The data:
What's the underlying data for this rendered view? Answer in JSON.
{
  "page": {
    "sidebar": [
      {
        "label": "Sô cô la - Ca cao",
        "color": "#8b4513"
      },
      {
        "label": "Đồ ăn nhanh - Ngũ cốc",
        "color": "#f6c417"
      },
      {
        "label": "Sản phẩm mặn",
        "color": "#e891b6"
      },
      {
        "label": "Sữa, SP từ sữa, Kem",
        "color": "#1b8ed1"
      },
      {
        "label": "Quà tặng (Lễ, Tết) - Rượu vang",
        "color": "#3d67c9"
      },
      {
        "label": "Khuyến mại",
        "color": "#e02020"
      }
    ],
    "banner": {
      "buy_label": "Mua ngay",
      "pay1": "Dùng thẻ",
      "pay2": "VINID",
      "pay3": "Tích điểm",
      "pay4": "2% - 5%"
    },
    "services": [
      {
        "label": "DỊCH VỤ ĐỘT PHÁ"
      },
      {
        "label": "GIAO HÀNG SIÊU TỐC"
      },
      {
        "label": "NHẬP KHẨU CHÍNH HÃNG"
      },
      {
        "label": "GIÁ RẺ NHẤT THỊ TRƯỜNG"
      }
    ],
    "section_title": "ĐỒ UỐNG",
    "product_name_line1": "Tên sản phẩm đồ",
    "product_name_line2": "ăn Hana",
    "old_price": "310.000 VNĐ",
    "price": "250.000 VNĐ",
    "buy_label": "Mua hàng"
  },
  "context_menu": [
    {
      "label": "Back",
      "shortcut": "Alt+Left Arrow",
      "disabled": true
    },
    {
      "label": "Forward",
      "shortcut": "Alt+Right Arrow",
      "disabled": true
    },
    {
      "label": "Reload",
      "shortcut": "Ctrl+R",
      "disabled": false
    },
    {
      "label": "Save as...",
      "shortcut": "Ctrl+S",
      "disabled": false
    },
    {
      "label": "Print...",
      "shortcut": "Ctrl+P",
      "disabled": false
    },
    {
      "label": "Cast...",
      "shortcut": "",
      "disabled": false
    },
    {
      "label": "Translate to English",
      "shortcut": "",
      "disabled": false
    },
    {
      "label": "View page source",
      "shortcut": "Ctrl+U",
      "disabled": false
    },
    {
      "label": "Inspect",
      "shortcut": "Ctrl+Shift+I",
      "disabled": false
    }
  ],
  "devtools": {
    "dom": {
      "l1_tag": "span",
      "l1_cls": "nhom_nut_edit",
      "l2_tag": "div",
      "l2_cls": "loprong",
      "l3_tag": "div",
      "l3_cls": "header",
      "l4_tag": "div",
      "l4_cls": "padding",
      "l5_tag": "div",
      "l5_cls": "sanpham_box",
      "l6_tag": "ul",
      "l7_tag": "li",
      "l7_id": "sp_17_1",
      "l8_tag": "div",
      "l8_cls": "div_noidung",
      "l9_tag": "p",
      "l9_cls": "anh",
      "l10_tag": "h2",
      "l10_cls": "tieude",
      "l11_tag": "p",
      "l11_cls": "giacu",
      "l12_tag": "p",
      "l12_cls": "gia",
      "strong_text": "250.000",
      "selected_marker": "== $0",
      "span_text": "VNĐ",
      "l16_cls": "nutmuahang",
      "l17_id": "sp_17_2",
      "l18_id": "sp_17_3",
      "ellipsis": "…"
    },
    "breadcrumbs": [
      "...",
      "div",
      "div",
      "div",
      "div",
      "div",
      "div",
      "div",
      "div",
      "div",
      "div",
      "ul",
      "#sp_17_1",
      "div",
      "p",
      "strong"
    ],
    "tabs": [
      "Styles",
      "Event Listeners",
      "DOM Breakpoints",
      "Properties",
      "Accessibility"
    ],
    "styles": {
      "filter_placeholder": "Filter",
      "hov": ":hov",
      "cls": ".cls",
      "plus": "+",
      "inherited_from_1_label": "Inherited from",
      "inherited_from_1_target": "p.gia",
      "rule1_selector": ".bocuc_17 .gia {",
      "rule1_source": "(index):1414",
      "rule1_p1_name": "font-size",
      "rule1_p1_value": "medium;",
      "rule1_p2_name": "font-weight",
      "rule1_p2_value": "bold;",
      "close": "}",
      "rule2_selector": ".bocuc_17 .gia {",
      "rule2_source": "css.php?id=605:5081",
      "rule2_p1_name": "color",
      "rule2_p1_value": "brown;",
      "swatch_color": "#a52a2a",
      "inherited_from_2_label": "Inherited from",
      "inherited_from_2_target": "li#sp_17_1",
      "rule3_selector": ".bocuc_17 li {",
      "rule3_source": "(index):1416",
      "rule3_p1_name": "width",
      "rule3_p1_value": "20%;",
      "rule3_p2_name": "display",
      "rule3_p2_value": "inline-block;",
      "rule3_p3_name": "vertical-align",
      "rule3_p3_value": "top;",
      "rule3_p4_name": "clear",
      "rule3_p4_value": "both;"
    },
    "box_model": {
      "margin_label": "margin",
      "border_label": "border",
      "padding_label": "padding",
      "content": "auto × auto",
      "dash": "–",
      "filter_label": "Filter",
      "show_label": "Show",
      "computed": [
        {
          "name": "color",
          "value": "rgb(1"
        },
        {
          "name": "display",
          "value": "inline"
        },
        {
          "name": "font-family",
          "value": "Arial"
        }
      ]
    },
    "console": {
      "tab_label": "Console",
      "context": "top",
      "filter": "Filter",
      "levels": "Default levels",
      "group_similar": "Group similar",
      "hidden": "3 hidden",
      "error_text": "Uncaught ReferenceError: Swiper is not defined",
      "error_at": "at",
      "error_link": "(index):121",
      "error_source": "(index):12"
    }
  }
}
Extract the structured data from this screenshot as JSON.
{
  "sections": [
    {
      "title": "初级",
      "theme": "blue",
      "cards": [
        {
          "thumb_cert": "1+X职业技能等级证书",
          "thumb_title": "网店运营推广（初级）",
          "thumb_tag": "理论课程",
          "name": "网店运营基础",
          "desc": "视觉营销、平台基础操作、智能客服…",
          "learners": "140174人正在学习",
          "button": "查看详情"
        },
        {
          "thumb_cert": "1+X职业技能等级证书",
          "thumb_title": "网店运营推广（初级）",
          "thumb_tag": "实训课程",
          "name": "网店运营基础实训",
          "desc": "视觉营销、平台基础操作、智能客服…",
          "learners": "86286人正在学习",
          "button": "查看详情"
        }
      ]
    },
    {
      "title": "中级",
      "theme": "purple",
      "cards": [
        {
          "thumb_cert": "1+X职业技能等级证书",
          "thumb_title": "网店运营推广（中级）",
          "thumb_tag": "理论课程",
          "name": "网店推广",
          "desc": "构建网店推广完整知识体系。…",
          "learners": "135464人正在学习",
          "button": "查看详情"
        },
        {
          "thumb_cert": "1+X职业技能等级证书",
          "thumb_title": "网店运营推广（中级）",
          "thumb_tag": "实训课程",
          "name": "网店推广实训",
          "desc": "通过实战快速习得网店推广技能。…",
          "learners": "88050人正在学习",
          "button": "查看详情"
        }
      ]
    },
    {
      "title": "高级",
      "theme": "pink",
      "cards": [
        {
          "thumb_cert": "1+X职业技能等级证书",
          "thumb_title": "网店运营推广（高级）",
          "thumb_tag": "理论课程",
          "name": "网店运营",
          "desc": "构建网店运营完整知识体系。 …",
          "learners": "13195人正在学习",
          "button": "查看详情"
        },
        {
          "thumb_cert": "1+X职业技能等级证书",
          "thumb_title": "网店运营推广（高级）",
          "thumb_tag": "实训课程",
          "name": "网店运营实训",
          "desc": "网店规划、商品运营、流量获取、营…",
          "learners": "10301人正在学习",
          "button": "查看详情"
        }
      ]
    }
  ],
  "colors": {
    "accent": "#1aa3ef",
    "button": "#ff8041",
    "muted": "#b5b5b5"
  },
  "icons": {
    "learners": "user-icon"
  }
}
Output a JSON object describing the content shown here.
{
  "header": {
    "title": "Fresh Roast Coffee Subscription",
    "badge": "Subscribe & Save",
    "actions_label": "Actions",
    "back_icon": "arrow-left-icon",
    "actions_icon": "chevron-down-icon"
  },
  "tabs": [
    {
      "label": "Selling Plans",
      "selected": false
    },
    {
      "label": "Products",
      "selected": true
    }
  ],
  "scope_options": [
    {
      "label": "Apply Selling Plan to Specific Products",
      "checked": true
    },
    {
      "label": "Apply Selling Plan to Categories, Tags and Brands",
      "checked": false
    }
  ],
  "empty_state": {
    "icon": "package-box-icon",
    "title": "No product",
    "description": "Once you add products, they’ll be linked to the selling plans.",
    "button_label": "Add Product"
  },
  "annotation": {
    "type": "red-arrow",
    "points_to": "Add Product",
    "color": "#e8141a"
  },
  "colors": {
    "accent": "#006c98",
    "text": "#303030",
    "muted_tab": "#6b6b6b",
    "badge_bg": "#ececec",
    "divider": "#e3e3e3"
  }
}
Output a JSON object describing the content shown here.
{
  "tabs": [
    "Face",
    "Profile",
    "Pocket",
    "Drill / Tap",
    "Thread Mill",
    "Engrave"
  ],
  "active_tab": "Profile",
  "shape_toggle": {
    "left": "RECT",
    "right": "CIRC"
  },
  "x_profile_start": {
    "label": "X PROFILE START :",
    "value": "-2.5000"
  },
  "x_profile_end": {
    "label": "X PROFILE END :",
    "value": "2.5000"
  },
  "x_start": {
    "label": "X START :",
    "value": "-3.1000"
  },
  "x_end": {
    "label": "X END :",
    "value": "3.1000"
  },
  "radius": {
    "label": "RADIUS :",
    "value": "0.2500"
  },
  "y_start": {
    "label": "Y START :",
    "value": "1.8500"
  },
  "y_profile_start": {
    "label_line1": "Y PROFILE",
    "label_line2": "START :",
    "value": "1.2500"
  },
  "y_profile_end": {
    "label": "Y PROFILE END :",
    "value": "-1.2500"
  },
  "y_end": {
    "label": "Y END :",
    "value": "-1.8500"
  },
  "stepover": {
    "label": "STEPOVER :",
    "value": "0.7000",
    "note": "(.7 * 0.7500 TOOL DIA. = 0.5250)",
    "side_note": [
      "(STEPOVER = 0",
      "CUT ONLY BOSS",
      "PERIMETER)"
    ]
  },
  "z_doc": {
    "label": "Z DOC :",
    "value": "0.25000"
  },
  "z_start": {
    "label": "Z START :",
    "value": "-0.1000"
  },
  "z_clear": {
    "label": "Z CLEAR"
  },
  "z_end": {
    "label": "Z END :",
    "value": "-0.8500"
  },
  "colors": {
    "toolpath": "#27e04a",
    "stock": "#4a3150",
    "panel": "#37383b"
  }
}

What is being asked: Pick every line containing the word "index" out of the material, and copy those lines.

Response for this exercise:
      "rule1_source": "(index):1414",
      "rule3_source": "(index):1416",
      "error_link": "(index):121",
      "error_source": "(index):12"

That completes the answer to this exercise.